### PROBLEM TO WORK ON:
Scan the records for the word "title". Return each line where it is found.

### DATA RECORDS:

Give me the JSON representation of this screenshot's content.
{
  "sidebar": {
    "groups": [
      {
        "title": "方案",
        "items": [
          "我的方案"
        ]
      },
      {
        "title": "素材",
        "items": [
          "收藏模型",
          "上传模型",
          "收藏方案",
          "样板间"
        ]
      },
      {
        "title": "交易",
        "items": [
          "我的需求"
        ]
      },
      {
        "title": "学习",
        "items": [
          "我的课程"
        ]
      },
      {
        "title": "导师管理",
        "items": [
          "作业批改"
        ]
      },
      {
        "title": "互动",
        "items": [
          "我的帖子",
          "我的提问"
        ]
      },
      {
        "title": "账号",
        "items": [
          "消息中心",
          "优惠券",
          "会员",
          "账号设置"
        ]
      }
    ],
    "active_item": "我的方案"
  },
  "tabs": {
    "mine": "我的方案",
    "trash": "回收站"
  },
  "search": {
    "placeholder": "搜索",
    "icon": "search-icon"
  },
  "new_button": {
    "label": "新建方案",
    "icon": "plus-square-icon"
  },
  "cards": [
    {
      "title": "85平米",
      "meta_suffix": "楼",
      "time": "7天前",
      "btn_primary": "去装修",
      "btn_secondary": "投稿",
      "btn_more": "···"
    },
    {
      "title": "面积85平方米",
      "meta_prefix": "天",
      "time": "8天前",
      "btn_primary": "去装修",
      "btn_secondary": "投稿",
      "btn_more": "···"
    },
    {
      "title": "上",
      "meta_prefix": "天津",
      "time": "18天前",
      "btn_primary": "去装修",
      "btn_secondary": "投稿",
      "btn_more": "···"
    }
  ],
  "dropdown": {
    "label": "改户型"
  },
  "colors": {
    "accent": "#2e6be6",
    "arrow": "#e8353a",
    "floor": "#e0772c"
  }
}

### OUTPUT OF THE EXERCISE:
        "title": "方案",
        "title": "素材",
        "title": "交易",
        "title": "学习",
        "title": "导师管理",
        "title": "互动",
        "title": "账号",
      "title": "85平米",
      "title": "面积85平方米",
      "title": "上",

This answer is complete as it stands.